##### Exercise material #####

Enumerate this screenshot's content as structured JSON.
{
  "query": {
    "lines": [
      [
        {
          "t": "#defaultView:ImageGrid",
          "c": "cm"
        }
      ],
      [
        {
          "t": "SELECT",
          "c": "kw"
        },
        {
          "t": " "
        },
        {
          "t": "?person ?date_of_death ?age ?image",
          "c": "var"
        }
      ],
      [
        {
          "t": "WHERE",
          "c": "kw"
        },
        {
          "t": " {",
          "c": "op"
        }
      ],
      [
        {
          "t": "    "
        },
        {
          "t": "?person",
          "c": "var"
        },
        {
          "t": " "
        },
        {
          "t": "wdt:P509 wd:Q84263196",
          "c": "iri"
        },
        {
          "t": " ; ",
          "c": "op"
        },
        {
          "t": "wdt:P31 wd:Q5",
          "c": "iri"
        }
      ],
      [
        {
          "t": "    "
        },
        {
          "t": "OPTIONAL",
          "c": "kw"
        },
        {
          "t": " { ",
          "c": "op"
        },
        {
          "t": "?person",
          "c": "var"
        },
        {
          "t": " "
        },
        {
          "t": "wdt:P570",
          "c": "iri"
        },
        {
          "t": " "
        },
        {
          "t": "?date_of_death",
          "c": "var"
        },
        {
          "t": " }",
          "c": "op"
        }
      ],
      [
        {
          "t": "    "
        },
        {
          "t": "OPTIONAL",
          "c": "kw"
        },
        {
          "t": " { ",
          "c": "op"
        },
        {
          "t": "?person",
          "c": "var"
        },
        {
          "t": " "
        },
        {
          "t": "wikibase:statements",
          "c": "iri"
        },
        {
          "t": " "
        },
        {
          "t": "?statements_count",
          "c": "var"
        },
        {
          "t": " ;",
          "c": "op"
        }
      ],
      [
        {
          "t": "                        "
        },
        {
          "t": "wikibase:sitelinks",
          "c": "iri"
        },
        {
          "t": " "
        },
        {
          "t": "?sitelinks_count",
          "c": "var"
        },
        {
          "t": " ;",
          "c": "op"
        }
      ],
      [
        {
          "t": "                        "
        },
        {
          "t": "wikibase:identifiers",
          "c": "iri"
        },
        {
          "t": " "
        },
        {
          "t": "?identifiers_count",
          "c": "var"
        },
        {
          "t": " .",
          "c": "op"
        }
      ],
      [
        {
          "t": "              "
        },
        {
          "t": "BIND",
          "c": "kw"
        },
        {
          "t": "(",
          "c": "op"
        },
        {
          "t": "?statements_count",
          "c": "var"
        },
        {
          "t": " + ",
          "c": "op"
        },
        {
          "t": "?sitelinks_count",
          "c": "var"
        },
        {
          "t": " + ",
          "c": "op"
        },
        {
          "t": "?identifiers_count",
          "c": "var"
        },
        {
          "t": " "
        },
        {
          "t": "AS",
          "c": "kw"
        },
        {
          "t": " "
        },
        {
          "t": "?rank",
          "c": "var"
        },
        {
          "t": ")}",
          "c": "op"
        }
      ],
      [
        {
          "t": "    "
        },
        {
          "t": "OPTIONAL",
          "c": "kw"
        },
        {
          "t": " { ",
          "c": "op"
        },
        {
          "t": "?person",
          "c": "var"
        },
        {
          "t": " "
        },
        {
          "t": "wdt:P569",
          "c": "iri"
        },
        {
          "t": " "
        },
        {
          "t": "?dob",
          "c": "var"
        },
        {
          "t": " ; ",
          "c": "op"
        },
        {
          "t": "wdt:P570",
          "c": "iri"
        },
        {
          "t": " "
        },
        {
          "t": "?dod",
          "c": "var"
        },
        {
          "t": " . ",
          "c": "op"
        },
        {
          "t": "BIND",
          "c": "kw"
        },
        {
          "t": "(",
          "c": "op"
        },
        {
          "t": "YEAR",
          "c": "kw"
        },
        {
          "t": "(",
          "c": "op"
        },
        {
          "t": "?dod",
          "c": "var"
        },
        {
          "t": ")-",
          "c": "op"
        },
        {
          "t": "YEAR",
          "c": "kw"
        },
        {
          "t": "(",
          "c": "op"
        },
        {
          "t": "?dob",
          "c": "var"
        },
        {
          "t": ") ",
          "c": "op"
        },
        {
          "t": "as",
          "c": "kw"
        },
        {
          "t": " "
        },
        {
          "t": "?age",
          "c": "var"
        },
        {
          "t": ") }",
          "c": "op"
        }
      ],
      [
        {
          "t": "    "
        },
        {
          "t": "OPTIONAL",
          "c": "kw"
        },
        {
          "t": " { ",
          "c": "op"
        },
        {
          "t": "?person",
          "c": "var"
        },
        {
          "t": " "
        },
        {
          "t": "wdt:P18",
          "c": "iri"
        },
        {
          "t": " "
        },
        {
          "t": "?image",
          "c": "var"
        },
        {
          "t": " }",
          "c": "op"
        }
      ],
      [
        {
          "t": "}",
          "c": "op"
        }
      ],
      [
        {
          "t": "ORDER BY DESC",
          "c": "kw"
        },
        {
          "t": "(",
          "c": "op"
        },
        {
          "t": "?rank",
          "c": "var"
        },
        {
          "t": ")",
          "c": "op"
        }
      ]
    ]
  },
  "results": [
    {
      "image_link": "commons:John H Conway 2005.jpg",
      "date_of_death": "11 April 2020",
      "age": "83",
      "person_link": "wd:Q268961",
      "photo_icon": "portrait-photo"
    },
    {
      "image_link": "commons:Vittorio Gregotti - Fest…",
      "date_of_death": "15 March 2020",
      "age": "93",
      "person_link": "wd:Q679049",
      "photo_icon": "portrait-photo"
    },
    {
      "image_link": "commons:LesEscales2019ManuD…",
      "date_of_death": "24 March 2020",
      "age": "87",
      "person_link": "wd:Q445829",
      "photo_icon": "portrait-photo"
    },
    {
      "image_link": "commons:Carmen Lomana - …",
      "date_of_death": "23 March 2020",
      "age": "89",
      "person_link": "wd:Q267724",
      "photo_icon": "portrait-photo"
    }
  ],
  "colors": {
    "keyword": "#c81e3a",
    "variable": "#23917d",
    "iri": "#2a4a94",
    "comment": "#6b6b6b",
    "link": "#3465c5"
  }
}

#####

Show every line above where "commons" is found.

      "image_link": "commons:John H Conway 2005.jpg",
      "image_link": "commons:Vittorio Gregotti - Fest…",
      "image_link": "commons:LesEscales2019ManuD…",
      "image_link": "commons:Carmen Lomana - …",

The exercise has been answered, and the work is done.